Report the count of lines in the entries below that contain "JSON", and leave out everything else.
[Task inputs Boundary: Start]
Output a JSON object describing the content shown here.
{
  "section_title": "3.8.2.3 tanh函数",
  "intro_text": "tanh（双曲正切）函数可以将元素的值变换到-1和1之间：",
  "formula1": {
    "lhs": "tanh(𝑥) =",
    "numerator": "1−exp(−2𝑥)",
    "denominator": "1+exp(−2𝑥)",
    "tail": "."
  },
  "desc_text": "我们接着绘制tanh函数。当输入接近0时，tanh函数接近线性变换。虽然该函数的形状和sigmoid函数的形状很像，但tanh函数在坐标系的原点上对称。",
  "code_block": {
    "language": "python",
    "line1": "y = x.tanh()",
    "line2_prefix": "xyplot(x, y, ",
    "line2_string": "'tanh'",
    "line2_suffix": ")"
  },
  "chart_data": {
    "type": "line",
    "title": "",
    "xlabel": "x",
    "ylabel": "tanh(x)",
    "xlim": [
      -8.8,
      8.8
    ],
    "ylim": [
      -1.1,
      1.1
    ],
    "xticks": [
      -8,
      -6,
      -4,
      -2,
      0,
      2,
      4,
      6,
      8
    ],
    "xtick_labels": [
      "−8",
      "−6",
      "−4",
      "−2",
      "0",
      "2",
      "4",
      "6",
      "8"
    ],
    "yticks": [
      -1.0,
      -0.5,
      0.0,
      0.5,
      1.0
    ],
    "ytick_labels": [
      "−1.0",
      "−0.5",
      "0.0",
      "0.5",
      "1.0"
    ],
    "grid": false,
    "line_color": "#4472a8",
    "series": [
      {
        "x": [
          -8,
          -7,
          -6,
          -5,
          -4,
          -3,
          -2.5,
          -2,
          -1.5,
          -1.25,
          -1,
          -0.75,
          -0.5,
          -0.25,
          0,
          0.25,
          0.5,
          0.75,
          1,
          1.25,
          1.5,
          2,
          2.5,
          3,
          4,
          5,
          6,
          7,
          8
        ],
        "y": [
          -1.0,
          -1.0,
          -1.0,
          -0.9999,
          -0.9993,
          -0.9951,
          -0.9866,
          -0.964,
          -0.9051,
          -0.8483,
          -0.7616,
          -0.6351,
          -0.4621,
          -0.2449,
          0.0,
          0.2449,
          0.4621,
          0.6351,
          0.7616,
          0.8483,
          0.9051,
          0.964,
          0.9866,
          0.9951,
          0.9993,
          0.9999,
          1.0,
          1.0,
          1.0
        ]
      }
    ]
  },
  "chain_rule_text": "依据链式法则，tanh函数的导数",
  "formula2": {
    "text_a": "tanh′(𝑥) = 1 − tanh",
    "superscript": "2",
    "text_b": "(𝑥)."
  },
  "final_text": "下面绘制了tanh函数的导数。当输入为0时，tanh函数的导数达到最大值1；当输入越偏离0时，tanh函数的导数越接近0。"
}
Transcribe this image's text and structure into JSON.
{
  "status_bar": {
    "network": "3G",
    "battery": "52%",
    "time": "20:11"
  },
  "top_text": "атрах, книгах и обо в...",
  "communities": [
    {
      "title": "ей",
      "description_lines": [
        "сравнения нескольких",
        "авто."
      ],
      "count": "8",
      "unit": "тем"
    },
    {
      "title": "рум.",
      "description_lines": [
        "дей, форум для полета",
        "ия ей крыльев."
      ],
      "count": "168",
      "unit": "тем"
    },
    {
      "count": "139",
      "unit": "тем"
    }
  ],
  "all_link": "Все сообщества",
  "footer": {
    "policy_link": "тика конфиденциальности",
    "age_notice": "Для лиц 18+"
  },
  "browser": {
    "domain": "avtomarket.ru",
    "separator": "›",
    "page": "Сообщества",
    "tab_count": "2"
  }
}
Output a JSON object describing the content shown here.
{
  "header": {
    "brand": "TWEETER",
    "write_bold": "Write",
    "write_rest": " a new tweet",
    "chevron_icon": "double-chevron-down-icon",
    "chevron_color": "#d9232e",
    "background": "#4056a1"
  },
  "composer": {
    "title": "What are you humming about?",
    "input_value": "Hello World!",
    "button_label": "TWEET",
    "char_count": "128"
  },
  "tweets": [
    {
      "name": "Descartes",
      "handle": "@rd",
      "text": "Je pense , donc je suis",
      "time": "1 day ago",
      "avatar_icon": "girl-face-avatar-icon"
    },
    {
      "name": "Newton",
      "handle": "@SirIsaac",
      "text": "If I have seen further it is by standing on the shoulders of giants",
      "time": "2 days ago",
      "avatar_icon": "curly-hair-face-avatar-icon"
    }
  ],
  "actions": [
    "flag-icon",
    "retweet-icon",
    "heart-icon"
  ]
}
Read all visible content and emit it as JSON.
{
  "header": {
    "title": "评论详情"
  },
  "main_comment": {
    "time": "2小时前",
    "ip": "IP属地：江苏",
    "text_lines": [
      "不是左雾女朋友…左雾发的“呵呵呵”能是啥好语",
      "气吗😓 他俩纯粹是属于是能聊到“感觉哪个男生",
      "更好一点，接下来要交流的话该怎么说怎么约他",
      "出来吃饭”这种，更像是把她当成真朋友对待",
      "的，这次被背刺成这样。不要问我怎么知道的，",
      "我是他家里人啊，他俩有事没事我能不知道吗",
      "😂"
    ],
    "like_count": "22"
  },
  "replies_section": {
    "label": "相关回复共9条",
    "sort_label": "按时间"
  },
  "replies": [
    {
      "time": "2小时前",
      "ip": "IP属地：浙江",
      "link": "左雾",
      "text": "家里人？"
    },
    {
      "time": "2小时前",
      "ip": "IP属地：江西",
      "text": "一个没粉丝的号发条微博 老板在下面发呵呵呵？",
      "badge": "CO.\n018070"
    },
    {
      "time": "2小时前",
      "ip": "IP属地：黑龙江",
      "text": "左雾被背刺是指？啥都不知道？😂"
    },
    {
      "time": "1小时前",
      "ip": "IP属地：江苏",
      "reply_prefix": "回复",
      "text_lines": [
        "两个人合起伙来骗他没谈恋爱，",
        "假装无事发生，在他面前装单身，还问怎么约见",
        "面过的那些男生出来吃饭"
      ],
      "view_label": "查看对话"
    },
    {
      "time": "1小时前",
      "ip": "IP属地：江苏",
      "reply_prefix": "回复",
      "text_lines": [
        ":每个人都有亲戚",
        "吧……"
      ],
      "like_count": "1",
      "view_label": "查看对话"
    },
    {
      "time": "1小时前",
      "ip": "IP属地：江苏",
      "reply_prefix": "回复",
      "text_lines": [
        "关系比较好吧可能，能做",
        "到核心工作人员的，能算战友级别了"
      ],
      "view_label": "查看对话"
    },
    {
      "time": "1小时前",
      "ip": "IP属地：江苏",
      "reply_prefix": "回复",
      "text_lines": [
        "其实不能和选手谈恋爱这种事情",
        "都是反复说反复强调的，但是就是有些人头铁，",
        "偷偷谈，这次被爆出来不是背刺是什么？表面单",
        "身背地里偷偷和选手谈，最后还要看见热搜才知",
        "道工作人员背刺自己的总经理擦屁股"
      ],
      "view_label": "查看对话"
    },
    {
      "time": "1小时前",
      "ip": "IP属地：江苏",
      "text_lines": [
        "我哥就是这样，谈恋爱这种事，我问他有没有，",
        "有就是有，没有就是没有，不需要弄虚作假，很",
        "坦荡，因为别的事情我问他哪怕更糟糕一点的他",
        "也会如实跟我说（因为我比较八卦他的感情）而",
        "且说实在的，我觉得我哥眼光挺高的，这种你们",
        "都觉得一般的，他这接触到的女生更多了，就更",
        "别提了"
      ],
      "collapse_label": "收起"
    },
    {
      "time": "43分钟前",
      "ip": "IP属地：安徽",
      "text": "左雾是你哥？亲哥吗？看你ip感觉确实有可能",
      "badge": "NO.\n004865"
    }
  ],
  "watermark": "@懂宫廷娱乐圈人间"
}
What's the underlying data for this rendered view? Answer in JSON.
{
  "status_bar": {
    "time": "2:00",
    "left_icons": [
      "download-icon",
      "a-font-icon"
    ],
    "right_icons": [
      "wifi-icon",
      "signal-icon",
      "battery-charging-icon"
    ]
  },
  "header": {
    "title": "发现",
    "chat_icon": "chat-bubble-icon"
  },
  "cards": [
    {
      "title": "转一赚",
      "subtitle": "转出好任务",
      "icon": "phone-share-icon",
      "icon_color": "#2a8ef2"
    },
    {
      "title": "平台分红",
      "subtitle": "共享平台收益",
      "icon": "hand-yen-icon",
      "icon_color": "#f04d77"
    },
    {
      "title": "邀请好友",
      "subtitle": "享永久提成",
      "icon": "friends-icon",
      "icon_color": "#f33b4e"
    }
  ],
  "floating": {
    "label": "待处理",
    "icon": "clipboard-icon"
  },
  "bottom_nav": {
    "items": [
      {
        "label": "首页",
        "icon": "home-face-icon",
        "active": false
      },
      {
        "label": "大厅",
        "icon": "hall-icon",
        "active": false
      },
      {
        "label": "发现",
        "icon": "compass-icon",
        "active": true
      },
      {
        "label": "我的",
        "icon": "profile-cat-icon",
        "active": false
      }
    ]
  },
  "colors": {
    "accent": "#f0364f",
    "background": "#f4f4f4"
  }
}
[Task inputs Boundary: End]
• [Output for this task]: 5